We used to enjoy reading a book or listening to the radio for entertainment. Visuals were left to the imagination. With the advent of television and, more recently, computers, we have images of everything. And they come at us faster and faster. When I stopped imagining, life didn't become more exciting, it became more predictable and less enjoyable. I found my groove when I started writing and I will never stop day dreaming again. I am amazed what I can conjure up, even though I can't remember names, places or simple words I use everyday.

Why are we all in such a hurry? We are living longer, so rushing isn't as necessary as it used to be. If anyone should have rushed it was the framers of the Constitution, who had life spans shorter than some major league ballplayers' careers. Yet they took their time and got it right. The old saying "haste makes waste" is truer today than ever. Speed is always secondary to excellence. There is always enough time, if we take it, to get it right.

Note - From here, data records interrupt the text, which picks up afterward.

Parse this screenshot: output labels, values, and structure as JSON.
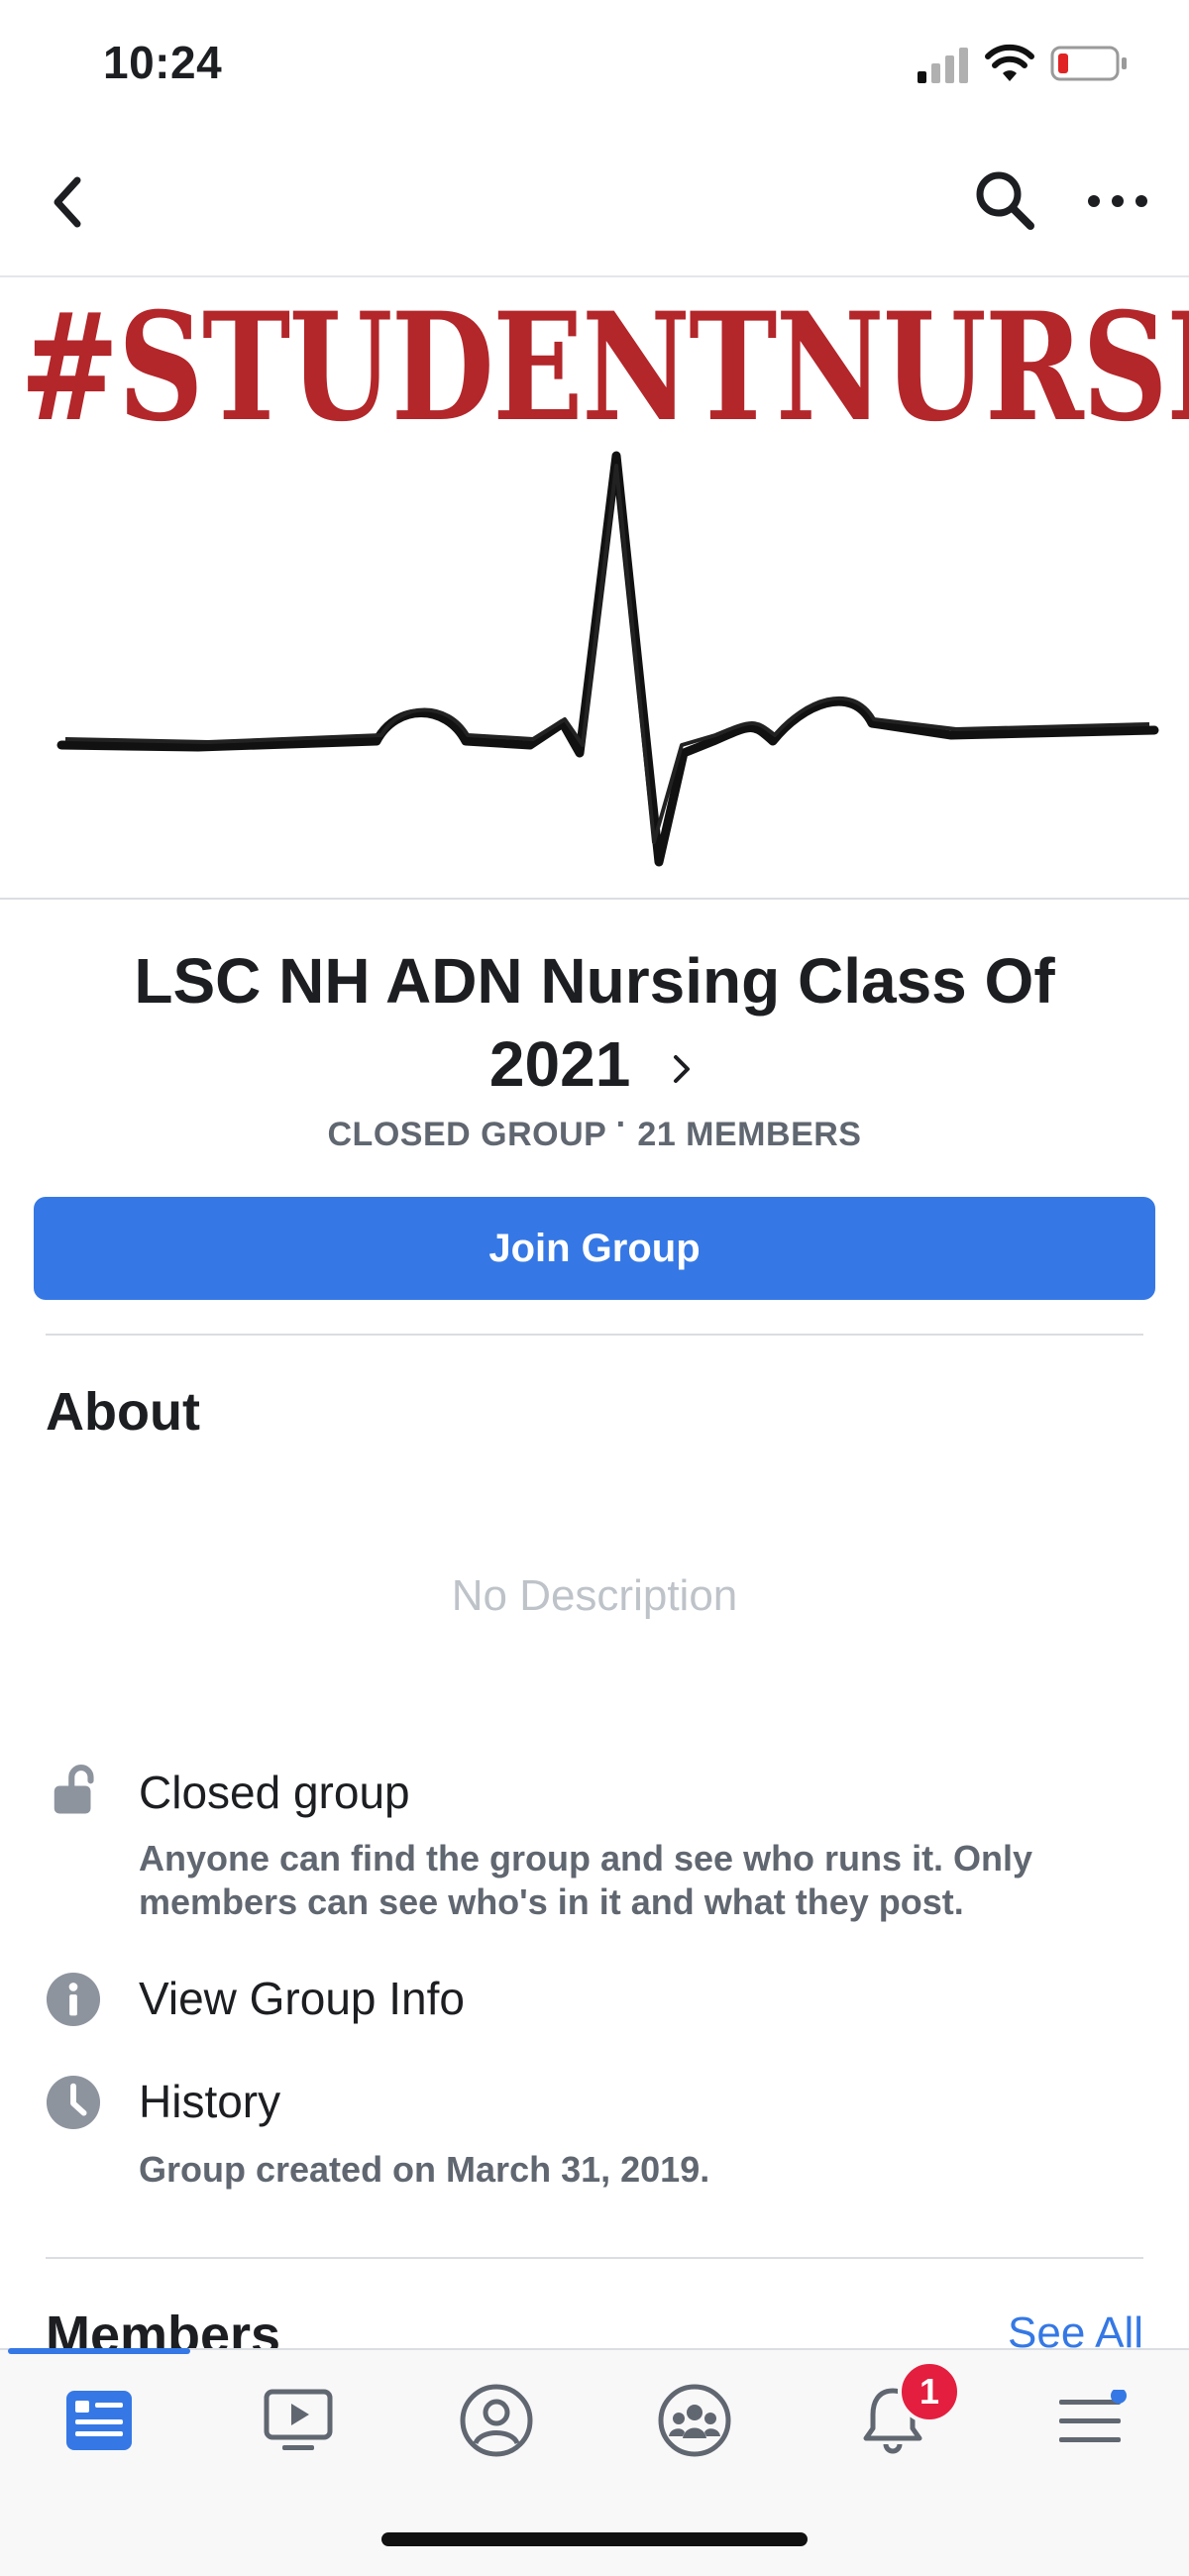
{
  "status_bar": {
    "time": "10:24"
  },
  "cover": {
    "text": "#STUDENTNURSE"
  },
  "group": {
    "title_line1": "LSC NH ADN Nursing Class Of",
    "title_line2": "2021",
    "type": "CLOSED GROUP",
    "separator": "·",
    "members": "21 MEMBERS",
    "join_label": "Join Group"
  },
  "about": {
    "heading": "About",
    "no_description": "No Description",
    "closed_title": "Closed group",
    "closed_desc_line1": "Anyone can find the group and see who runs it. Only",
    "closed_desc_line2": "members can see who's in it and what they post.",
    "view_info": "View Group Info",
    "history_title": "History",
    "history_desc": "Group created on March 31, 2019."
  },
  "members": {
    "heading": "Members",
    "see_all": "See All"
  },
  "bottom_nav": {
    "notifications_count": "1"
  },
  "colors": {
    "accent": "#3578e5",
    "badge": "#e41e3f",
    "cover_text": "#b3262a"
  }
}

We should demand that any major bill proposed by this president or any president be posted on the internet for a minimum of two weeks (not the 72 hours currently being considered), before Congress is allowed to vote on it. The waiting period would allow for the public to read and react to the proposed legislation. Remember we always have enough time, if we take it, to get it right.